Footwork. At 6 feet 5 inches tall, Raonic struggles with mobility. He has the wingspan to cover the net, but he has a difficult time hitting the ball when he’s not in good court position. As a result, he tends to miss opportunities to come forward and hangs out on the baseline trying to keep up with the likes of Novak Djokovic and Rafael Nadal. Bad idea. He also tries to run around his backhand to use his forehand, but he’s not fast enough to be consistent on the runaround.

Fitness. During Raonic’s fourth round match at the U.S. Open this year, the 22-year-old could not keep up with the speedier Frenchman, Richard Gasquet. Improving his economy of movement, which goes back to the footwork, could help him not to expend as much effort on the court. Also, improving his backhand so he didn’t run around it so often would make his movement more efficient.

Aggression and mental endurance. Milos could be deadly at the net thanks to his height, but his fitness limitations make him too tired to run forward when he’s deep into a match. He gets into a defensive position on the baseline, where he seems happy just to finish rallies. Running back and forth playing defense is not a great strategy for a guy who’s 6 feet 5 inches tall.
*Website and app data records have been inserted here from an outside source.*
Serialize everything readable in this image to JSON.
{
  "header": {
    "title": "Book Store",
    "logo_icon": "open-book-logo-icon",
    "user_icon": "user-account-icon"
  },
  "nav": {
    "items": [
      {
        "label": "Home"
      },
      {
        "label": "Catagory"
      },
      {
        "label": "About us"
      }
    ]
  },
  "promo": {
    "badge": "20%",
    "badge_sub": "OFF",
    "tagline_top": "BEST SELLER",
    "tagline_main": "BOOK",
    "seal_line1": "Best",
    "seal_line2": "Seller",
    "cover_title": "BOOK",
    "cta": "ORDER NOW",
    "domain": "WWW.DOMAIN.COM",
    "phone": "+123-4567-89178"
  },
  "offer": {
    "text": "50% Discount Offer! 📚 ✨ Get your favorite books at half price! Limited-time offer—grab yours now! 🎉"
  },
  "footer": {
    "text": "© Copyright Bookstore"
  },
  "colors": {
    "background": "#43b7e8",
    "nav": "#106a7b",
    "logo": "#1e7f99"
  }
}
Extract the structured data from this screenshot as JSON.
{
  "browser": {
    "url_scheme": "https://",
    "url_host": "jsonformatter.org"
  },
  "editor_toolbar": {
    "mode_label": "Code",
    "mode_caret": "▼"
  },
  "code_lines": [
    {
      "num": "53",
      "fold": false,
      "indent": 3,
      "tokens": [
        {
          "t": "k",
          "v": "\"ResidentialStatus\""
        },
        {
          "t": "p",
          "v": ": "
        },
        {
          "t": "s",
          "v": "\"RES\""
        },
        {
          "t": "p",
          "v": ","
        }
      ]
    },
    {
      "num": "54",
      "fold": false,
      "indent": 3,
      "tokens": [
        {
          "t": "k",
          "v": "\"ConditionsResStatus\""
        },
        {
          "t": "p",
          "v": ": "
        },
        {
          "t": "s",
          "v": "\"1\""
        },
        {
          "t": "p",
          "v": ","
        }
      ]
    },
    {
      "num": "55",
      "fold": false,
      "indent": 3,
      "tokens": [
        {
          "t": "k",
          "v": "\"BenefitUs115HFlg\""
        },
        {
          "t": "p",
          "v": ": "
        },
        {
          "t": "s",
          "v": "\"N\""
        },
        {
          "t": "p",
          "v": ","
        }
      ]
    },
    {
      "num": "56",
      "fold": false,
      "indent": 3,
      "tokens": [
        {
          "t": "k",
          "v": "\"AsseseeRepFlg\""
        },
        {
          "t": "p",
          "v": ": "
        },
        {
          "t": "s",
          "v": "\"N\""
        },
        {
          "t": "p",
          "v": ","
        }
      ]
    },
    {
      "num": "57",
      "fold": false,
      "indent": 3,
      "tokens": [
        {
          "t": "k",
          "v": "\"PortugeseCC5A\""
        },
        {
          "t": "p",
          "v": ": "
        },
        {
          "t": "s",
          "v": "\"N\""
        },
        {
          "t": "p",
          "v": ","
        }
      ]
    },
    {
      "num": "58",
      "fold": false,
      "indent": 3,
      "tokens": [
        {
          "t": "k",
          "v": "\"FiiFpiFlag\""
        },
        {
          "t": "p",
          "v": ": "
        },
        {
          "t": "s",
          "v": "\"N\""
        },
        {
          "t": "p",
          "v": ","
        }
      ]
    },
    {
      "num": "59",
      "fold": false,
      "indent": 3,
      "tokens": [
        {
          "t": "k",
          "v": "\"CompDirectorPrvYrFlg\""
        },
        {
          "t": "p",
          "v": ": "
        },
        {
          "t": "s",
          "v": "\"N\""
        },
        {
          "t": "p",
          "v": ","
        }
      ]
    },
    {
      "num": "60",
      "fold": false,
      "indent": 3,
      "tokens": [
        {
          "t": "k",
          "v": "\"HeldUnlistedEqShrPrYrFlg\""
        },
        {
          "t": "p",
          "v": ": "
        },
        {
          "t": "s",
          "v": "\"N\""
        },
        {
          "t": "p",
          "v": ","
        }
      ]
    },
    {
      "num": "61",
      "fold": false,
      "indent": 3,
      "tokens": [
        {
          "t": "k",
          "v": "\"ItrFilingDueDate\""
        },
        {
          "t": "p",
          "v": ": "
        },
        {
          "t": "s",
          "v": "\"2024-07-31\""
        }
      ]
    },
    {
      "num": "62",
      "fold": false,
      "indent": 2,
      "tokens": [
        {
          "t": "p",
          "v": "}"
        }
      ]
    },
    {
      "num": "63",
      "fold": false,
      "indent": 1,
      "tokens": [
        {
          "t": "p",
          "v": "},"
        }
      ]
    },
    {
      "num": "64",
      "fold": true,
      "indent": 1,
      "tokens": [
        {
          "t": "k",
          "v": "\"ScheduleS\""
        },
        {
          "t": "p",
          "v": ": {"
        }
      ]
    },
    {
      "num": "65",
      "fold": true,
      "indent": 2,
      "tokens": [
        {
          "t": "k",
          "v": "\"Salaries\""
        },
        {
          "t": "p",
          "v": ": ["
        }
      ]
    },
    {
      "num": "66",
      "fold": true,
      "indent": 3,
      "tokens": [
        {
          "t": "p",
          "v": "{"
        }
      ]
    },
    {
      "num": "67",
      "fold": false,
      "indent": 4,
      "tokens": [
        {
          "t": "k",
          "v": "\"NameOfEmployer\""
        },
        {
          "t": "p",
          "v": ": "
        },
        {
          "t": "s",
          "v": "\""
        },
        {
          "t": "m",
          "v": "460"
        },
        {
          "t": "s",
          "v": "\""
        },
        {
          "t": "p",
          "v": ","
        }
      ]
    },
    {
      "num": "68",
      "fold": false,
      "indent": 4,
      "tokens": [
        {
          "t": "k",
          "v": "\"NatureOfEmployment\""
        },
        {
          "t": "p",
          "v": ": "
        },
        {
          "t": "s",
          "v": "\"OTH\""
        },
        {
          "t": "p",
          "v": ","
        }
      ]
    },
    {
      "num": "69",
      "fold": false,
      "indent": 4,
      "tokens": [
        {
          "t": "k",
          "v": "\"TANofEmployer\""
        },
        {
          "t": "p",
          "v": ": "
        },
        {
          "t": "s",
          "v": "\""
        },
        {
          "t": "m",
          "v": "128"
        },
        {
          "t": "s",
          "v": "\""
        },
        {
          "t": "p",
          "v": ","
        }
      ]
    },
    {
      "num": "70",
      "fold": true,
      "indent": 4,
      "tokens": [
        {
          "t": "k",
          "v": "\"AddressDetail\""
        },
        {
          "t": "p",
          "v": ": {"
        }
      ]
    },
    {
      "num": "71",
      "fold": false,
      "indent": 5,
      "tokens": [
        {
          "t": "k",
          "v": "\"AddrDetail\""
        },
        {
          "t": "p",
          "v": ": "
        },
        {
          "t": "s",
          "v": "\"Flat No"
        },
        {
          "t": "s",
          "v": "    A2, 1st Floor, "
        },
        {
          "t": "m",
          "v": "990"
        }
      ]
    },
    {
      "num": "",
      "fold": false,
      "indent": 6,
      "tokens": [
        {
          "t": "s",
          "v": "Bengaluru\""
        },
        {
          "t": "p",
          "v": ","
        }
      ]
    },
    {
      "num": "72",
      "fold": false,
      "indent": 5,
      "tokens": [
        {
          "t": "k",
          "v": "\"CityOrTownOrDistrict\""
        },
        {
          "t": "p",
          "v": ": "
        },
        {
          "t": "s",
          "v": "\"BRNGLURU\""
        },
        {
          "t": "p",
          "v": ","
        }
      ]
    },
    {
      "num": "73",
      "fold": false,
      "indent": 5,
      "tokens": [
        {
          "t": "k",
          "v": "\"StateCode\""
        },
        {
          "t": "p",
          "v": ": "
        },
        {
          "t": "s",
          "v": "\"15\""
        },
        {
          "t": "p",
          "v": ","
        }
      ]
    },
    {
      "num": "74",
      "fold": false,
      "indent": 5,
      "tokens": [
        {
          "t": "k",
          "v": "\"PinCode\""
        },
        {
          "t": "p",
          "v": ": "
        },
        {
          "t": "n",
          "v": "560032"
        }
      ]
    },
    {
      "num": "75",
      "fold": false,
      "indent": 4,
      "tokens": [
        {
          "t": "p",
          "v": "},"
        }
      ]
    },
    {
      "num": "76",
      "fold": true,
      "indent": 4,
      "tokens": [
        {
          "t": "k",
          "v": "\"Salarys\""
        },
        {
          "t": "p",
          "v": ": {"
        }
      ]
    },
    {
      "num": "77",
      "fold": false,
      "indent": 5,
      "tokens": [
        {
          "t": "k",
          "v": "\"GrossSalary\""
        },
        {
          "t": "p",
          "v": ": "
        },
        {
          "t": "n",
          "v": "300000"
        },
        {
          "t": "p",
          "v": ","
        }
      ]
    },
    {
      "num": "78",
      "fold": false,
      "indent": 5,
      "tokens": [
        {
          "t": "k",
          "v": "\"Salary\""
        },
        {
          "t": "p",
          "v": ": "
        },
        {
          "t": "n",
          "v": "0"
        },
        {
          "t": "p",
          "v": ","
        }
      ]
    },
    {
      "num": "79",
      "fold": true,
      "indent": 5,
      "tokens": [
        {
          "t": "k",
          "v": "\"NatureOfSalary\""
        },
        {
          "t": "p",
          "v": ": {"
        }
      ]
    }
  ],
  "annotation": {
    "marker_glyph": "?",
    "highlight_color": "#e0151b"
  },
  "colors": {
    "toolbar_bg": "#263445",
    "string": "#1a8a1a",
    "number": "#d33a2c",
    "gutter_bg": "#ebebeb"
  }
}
Milos needs to come to the net more often and put points away quickly. Ljubicic should be a great help to him as a coach who can bring out his killer instinct.

While Raonic stuck his toe into the Top 10 in 2013, he isn’t ready to be a consistent threat to Djokovic, Nadal, Andy Murray and Roger Federer. Still, on any given day, he has the potential to beat anyone on the tour. His next task is to become a dominating force instead of “that guy” who pulls the occasional major upset.

Photo credit: Beth Wilson

About the Author: Yanos Stanich is a tennis analyst for several publications in Canada.